Labour Hame editor Duncan Hothersall says the abject failure of Scottish Labour presents an opportunity to knock down and rebuild a party which can once again be relevant and speak for the people it seeks to represent.

For many moderate Labour members the last few years have been a real challenge. There were many times during the Corbyn years that I felt I simply couldn’t maintain my membership, as the party had become such a different political entity from that which I had joined. There was a period of at least eighteen months during which I stayed in the party solely to spite those running it, having lost all hope that the Labour movement to which I had belonged could ever be rekindled from the wreckage of what the hard left had done.

So it’s been a further shock to the system to discover how much a leadership election in which the majority of the membership made clear it too was sick of Corbynism, followed by a few months of a steady hand on the tiller from Keir Starmer, could transform my view of and attitude towards our party and our movement. Words like “credible” are slowly seeping back into private and public discussions.
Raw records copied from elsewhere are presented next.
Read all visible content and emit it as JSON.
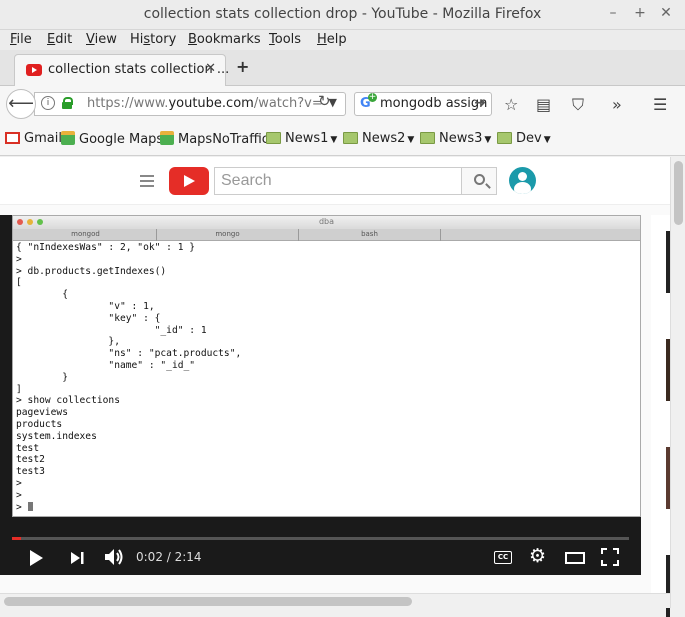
{
  "window": {
    "title": "collection stats collection drop - YouTube - Mozilla Firefox",
    "minimize": "–",
    "maximize": "+",
    "close": "✕"
  },
  "menu": {
    "items": [
      {
        "u": "F",
        "rest": "ile"
      },
      {
        "u": "E",
        "rest": "dit"
      },
      {
        "u": "V",
        "rest": "iew"
      },
      {
        "u": "",
        "rest": "Hi",
        "u2": "s",
        "rest2": "tory"
      },
      {
        "u": "B",
        "rest": "ookmarks"
      },
      {
        "u": "T",
        "rest": "ools"
      },
      {
        "u": "H",
        "rest": "elp"
      }
    ]
  },
  "tab": {
    "label": "collection stats collection ...",
    "close": "✕",
    "new_tab": "+"
  },
  "nav": {
    "url_prefix": "https://www.",
    "url_host": "youtube.com",
    "url_rest": "/watch?v=E",
    "search_query": "mongodb assign"
  },
  "bookmarks": [
    {
      "label": "Gmail",
      "icon": "gmail-icon"
    },
    {
      "label": "Google Maps",
      "icon": "maps-icon"
    },
    {
      "label": "MapsNoTraffic",
      "icon": "maps-icon"
    },
    {
      "label": "News1",
      "icon": "folder-icon"
    },
    {
      "label": "News2",
      "icon": "folder-icon"
    },
    {
      "label": "News3",
      "icon": "folder-icon"
    },
    {
      "label": "Dev",
      "icon": "folder-icon"
    }
  ],
  "youtube": {
    "search_placeholder": "Search"
  },
  "terminal": {
    "window_name": "dba",
    "tabs": [
      "mongod",
      "mongo",
      "bash"
    ],
    "lines": "{ \"nIndexesWas\" : 2, \"ok\" : 1 }\n>\n> db.products.getIndexes()\n[\n        {\n                \"v\" : 1,\n                \"key\" : {\n                        \"_id\" : 1\n                },\n                \"ns\" : \"pcat.products\",\n                \"name\" : \"_id_\"\n        }\n]\n> show collections\npageviews\nproducts\nsystem.indexes\ntest\ntest2\ntest3\n>\n>\n> ",
    "prompt_last": ">"
  },
  "player": {
    "time_current": "0:02",
    "time_total": "2:14",
    "time_display": "0:02 / 2:14",
    "progress_fraction": 0.015,
    "cc_label": "CC"
  }
}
Maybe, perhaps, even “hope”.

They come with caveats aplenty, of course. Corbyn’s legacy of an 80-seat Tory majority in the UK Parliament will be with us for five years, and impotence breeds apathy. We have years of internal battles to fight yet before we can come close to recovering from the hard-left aberration. And here in Scotland we seem doomed to remain a third wheel in a politics in which the Tories pose as champions of the union and the SNP pose as champions of the left. Oh for some robust scrutiny that would expose both those poses for the tissue-thin propaganda that they are. Scottish Labour could and should be filling both of those roles, instead of vacillating on one and burying the other in ideology rather than action.
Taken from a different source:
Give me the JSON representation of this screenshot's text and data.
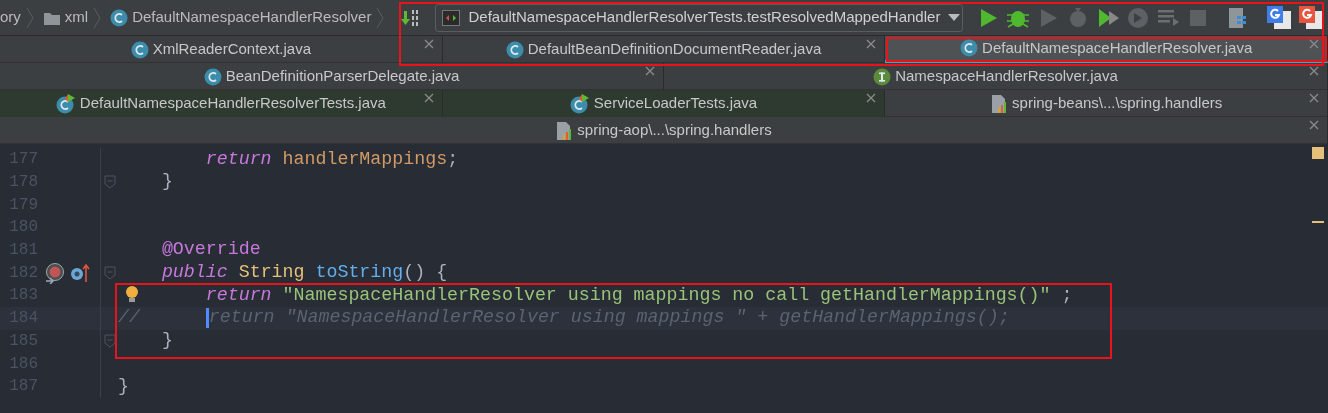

But there are two things I’ve come to realise which help me – a Labour moderate in Scotland, the political pariah’s political pariah – keep fighting and keep hoping.

The first is a surprising side-effect of those last few years of frustration and despair, namely the realisation that Labour isn’t a tribe, it’s an idea, and that idea can survive just about any level of division and disagreement and still go on to flourish. Robust challenges are okay. Flat out, repeated public disagreement with the leadership and its policies is okay. This coalition of the left is not a fragile thing needing nurtured lest it withers; it is a solid edifice that can, and occasionally needs to be, hammered into shape. So hammer it we can, and hammer it we must.

The second is that every failure presents an opportunity, and that surely must mean Scottish Labour presents the greatest opportunity in Scotland right now, because it has become the byword for political failure. Nobody expects us to do anything but lose badly in the 2021 election. But while it seems like the political conversation is essentially continuing without us – the SNP civil war has burst out into the public sphere and the Tories’ leadership shenanigans belies the reality that they are at the limits of their political opportunity – the chance for Scottish Labour to redefine itself and meet the electorate where they are is right there, waiting.

Tory MSP Michelle Ballantyne tells us the new anointed leader-in-waiting of the Scottish Conservatives, Douglas Ross, will lead a “Boris backing, Brexit positive, anti nat party”. It’s a pithy summary, but it could be a signpost to how Scottish Labour could focus itself for the future. We need to become a Starmer backing, EU positive, anti nat party. Vacillators over independence should be shown the door. Lexiteers should be ushered to the exit. Those more loyal to the remnants of Corbyn than the hope of Starmer should be jettisoned forthwith. It’s right that Scottish Labour should be a broad coalition of the left, but the nationalism of Brexit and independence does not belong on the left, and we need to be bold enough to say so and mean it. And the breadth of our coalition always did, and still should, have limits – let those whose natural home is the SWP and the zoomer left go back there and leave us in peace.

We’re going to lose the next Scottish election. Badly. So let’s waste no time shoring up the directionless mess in which we have ended up to try to minimise losses. Let’s become a party with a clarity of purpose, living up to the ideal written on the back of every membership card that by the strength of our common endeavour we achieve more than we achieve alone. People will wail and gnash their teeth, cards will be cut up and fury will ensue, but Labour is an idea that is easily strong enough to survive through that, and in the end if we emerge as a party of principle and purpose once more we will have a foundation on which to rebuild for the future. And sometimes the future comes a lot quicker than you think.